* **Exercise description**: Would you please return every line from the listing that contains the word "screenshot"?

= Beginning of Section =

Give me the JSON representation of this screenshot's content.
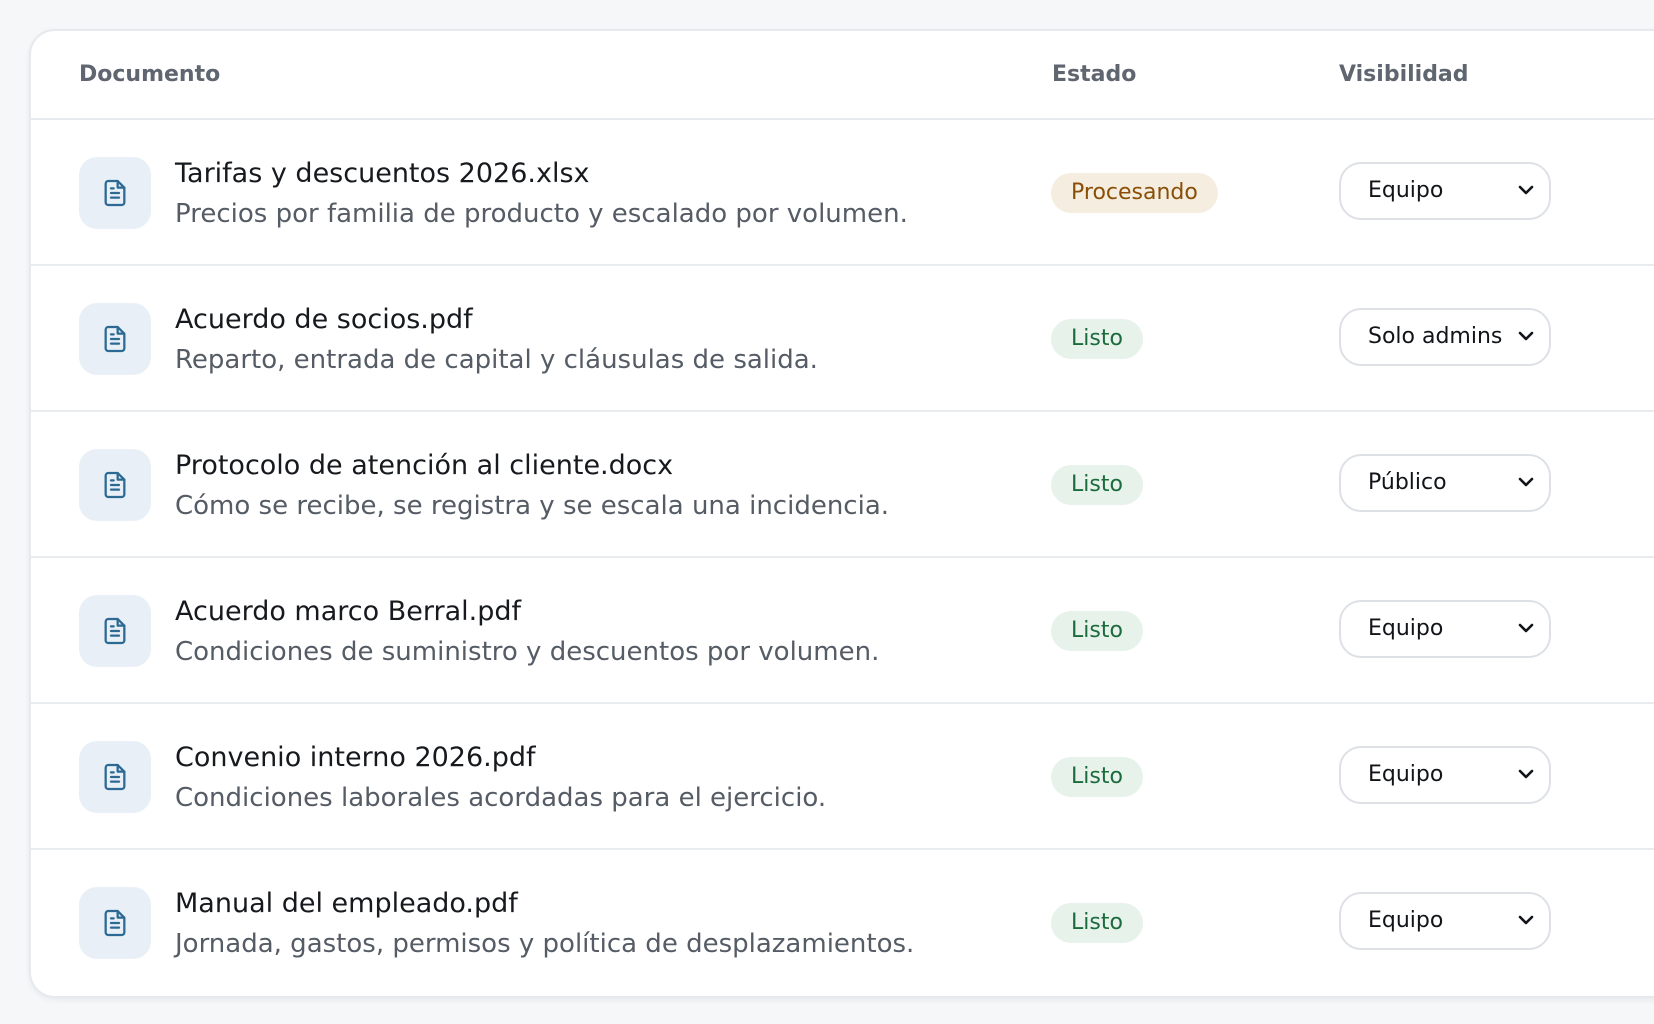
{
  "table": {
    "headers": {
      "document": "Documento",
      "status": "Estado",
      "visibility": "Visibilidad"
    },
    "rows": [
      {
        "name": "Tarifas y descuentos 2026.xlsx",
        "description": "Precios por familia de producto y escalado por volumen.",
        "status": "Procesando",
        "status_kind": "processing",
        "visibility": "Equipo"
      },
      {
        "name": "Acuerdo de socios.pdf",
        "description": "Reparto, entrada de capital y cláusulas de salida.",
        "status": "Listo",
        "status_kind": "ready",
        "visibility": "Solo admins"
      },
      {
        "name": "Protocolo de atención al cliente.docx",
        "description": "Cómo se recibe, se registra y se escala una incidencia.",
        "status": "Listo",
        "status_kind": "ready",
        "visibility": "Público"
      },
      {
        "name": "Acuerdo marco Berral.pdf",
        "description": "Condiciones de suministro y descuentos por volumen.",
        "status": "Listo",
        "status_kind": "ready",
        "visibility": "Equipo"
      },
      {
        "name": "Convenio interno 2026.pdf",
        "description": "Condiciones laborales acordadas para el ejercicio.",
        "status": "Listo",
        "status_kind": "ready",
        "visibility": "Equipo"
      },
      {
        "name": "Manual del empleado.pdf",
        "description": "Jornada, gastos, permisos y política de desplazamientos.",
        "status": "Listo",
        "status_kind": "ready",
        "visibility": "Equipo"
      }
    ]
  },
  "icons": {
    "file": "document-icon",
    "dropdown": "chevron-down-icon"
  },
  "colors": {
    "processing_bg": "#f5ede0",
    "processing_text": "#8a4f06",
    "ready_bg": "#e6f2ea",
    "ready_text": "#1c6b3c",
    "icon_tile": "#e8eff6",
    "icon_stroke": "#2c6a93"
  }
}
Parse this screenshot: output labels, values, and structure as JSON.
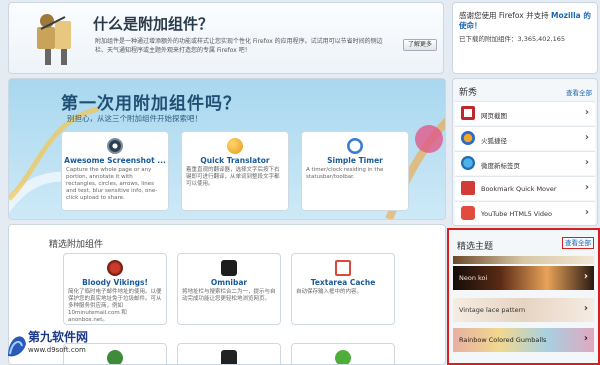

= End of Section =

* **Your response**:
Give me the JSON representation of this screenshot's content.
Parse this screenshot: output labels, values, and structure as JSON.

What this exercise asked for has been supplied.